## DATA
★ ★ ★ ★

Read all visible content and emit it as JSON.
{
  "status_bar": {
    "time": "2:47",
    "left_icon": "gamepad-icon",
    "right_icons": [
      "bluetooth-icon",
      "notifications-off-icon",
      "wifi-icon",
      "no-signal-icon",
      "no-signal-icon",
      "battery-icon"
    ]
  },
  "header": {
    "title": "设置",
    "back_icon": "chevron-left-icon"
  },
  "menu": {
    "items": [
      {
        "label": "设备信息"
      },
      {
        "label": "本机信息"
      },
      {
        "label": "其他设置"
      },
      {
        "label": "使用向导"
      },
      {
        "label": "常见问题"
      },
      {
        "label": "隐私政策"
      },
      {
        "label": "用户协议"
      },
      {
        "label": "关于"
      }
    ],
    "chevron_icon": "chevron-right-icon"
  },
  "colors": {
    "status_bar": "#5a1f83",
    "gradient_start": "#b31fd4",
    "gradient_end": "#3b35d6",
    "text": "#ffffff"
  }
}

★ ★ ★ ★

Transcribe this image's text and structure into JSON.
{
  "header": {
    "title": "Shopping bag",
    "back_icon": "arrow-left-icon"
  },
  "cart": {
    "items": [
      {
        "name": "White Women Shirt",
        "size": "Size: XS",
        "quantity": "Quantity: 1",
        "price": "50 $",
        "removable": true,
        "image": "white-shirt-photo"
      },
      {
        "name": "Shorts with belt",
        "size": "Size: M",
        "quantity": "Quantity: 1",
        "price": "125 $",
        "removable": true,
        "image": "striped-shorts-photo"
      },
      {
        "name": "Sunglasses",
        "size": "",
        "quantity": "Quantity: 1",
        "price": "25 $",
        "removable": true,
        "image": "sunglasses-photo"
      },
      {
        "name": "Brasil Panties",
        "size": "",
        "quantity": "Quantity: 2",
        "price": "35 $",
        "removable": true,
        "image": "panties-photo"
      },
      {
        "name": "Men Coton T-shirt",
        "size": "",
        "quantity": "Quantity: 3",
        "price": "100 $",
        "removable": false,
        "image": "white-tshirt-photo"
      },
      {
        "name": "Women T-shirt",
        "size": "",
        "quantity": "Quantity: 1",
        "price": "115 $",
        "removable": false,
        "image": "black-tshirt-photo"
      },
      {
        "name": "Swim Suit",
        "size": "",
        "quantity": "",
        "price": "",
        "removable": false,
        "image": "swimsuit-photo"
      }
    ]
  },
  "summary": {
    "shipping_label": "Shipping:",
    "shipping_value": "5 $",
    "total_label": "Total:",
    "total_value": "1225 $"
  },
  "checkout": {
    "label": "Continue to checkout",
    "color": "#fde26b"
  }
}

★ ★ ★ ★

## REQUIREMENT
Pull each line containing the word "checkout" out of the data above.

## TASK RESULT
  "checkout": {
    "label": "Continue to checkout",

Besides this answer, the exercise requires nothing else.